**WHAT TO DO**.
Your answer should hold exactly the lines below from the line with "Parse this screenshot: output" through the line with "Extract the structured", both included, and no pictures at all.

[Interface dataset entries]
________________

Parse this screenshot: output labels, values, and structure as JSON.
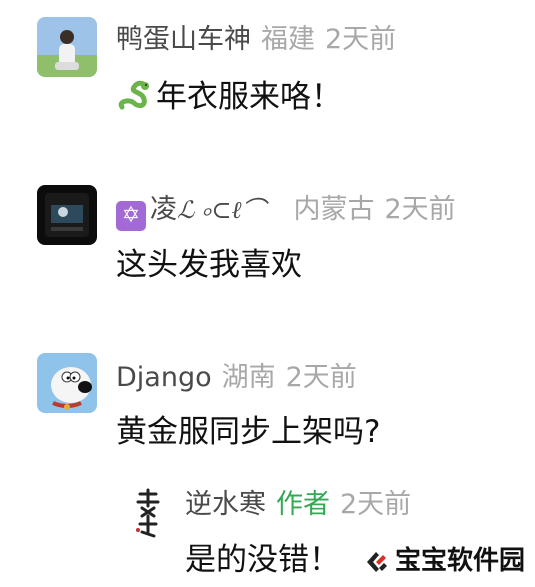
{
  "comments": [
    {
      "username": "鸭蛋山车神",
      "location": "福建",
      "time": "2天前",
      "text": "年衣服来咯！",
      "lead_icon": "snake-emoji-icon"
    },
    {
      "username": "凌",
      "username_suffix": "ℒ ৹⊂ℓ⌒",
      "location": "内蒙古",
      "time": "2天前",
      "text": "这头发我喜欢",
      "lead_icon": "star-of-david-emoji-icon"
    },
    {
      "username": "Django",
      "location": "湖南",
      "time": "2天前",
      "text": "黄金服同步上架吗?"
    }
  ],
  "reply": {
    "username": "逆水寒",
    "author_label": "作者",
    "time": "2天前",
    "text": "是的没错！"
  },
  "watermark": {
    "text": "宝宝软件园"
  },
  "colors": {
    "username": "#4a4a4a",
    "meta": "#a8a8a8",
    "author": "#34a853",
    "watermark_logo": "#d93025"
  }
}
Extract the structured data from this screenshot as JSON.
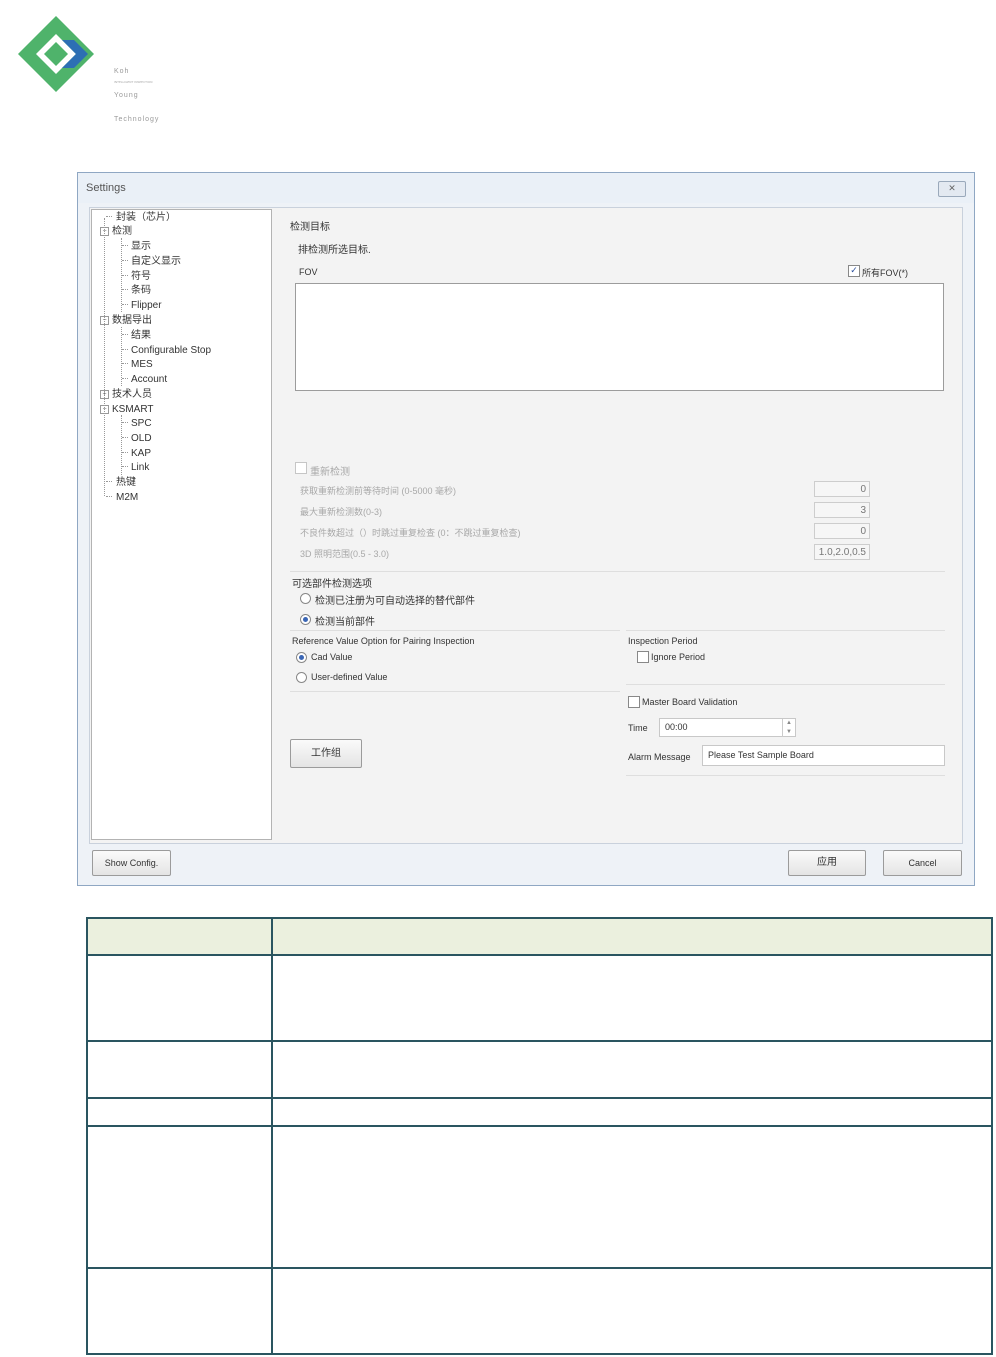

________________

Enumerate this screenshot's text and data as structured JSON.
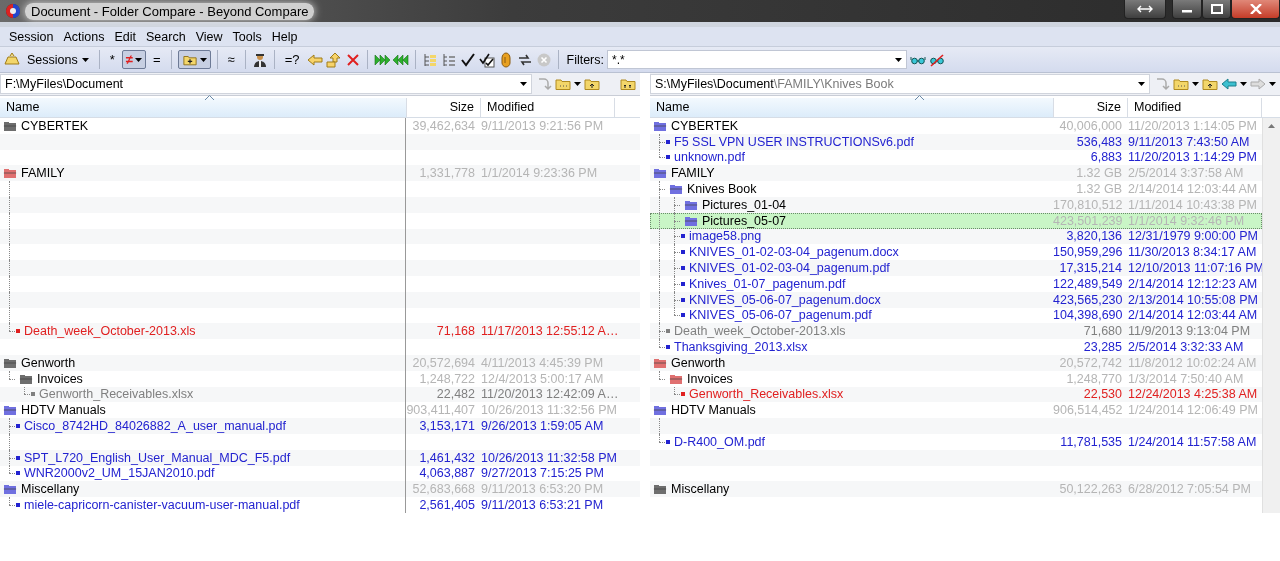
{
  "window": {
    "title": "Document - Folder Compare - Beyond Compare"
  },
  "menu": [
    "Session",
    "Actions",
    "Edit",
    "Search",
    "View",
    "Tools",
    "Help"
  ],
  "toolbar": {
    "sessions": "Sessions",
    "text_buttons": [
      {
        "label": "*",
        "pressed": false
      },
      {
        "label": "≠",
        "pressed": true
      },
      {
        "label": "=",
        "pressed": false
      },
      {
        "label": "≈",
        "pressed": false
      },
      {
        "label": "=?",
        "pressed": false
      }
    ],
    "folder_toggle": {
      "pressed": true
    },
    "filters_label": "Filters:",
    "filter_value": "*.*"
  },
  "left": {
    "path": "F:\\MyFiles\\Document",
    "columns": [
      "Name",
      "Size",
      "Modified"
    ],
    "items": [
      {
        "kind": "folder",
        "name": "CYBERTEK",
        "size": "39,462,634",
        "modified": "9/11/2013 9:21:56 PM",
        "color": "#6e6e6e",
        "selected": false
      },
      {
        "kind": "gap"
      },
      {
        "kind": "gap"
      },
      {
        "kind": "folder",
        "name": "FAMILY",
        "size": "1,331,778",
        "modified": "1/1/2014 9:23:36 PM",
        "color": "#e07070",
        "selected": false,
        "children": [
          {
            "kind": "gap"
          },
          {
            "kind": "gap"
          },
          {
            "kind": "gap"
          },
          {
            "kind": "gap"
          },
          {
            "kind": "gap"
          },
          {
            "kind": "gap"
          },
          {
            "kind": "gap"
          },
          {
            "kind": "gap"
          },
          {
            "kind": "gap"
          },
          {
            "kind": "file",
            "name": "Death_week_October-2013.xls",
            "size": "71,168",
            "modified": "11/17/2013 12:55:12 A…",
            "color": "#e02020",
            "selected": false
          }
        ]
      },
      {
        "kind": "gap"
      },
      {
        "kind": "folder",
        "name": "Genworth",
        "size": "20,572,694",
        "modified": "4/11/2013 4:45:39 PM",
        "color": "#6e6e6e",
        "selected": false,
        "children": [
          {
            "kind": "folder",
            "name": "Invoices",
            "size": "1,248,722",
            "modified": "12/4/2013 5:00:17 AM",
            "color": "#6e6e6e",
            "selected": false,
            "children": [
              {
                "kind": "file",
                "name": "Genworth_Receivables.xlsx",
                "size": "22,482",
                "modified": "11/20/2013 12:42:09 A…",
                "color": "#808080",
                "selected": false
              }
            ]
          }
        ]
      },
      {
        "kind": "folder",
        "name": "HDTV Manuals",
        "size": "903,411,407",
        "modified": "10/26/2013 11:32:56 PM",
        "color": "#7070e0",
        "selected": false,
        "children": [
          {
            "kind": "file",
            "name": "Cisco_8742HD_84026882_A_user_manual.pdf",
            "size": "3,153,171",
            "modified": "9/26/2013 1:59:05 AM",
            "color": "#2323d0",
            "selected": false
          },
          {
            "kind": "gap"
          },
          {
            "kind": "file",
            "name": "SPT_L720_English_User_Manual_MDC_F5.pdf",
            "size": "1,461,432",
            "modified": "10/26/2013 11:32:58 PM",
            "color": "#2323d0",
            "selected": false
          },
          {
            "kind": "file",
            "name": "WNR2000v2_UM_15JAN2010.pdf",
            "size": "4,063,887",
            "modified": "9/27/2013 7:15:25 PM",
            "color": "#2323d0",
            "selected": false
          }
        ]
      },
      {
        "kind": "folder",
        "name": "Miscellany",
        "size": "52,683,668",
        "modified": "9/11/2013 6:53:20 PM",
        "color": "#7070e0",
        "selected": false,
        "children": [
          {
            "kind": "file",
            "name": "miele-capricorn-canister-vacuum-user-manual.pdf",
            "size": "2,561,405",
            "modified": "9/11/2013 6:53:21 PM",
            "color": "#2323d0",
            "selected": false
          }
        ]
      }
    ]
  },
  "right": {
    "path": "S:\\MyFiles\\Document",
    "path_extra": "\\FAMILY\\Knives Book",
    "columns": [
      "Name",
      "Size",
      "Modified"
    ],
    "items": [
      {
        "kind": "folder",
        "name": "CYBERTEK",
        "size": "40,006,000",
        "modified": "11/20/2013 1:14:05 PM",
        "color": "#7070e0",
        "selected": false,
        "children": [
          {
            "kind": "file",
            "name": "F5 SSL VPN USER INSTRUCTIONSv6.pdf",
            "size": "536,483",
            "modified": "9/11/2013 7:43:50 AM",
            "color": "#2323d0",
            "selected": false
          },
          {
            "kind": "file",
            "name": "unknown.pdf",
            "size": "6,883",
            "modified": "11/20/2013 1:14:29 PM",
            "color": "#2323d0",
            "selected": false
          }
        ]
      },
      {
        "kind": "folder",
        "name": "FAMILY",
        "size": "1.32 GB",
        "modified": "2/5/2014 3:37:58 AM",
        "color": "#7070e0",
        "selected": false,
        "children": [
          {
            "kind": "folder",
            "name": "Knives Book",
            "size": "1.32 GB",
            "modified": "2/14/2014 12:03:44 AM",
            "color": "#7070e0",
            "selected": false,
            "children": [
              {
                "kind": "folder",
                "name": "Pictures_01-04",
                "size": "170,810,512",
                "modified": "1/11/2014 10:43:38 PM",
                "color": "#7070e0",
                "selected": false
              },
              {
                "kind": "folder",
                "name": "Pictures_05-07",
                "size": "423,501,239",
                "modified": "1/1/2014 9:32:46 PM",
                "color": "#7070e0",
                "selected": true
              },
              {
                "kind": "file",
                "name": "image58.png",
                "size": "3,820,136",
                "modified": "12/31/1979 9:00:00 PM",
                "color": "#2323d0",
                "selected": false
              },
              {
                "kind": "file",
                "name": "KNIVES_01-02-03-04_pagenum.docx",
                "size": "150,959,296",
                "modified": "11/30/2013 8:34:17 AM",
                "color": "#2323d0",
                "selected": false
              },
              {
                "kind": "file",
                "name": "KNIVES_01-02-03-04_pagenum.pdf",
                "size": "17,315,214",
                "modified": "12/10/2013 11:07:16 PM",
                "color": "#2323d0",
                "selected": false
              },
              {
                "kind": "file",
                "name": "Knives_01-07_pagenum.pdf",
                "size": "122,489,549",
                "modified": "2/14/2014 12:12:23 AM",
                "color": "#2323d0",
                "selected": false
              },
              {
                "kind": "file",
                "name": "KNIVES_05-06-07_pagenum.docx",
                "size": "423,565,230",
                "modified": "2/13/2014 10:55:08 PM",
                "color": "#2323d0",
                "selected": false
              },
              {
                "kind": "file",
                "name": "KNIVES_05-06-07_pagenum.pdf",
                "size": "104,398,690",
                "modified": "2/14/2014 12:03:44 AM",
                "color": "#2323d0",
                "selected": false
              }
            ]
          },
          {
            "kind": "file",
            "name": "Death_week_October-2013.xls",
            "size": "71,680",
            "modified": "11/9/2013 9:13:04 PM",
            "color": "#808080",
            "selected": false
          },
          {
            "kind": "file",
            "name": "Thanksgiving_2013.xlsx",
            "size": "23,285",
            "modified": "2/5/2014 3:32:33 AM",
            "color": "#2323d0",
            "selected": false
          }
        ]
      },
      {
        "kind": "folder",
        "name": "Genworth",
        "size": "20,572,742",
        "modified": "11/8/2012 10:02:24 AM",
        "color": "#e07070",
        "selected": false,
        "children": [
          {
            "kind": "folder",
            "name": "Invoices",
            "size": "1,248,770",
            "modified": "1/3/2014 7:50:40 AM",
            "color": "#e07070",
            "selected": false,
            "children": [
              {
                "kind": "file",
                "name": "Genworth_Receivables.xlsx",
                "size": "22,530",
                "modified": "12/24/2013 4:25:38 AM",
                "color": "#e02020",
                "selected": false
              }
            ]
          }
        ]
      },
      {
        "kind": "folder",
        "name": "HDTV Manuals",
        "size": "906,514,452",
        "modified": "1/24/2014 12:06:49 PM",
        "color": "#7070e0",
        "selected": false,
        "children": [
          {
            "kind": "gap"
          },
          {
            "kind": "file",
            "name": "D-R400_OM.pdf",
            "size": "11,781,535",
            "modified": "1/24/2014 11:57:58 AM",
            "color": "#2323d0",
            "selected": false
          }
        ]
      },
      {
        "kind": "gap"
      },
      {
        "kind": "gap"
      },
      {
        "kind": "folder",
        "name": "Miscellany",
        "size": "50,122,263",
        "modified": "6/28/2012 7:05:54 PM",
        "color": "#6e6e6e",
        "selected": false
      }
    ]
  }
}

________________

**TASK OUTPUT**.
Parse this screenshot: output labels, values, and structure as JSON.
{
  "comments": [
    {
      "username": "鸭蛋山车神",
      "location": "福建",
      "time": "2天前",
      "text": "年衣服来咯！",
      "lead_icon": "snake-emoji-icon"
    },
    {
      "username": "凌",
      "username_suffix": "ℒ ৹⊂ℓ⌒",
      "location": "内蒙古",
      "time": "2天前",
      "text": "这头发我喜欢",
      "lead_icon": "star-of-david-emoji-icon"
    },
    {
      "username": "Django",
      "location": "湖南",
      "time": "2天前",
      "text": "黄金服同步上架吗?"
    }
  ],
  "reply": {
    "username": "逆水寒",
    "author_label": "作者",
    "time": "2天前",
    "text": "是的没错！"
  },
  "watermark": {
    "text": "宝宝软件园"
  },
  "colors": {
    "username": "#4a4a4a",
    "meta": "#a8a8a8",
    "author": "#34a853",
    "watermark_logo": "#d93025"
  }
}
Extract the structured data from this screenshot as JSON.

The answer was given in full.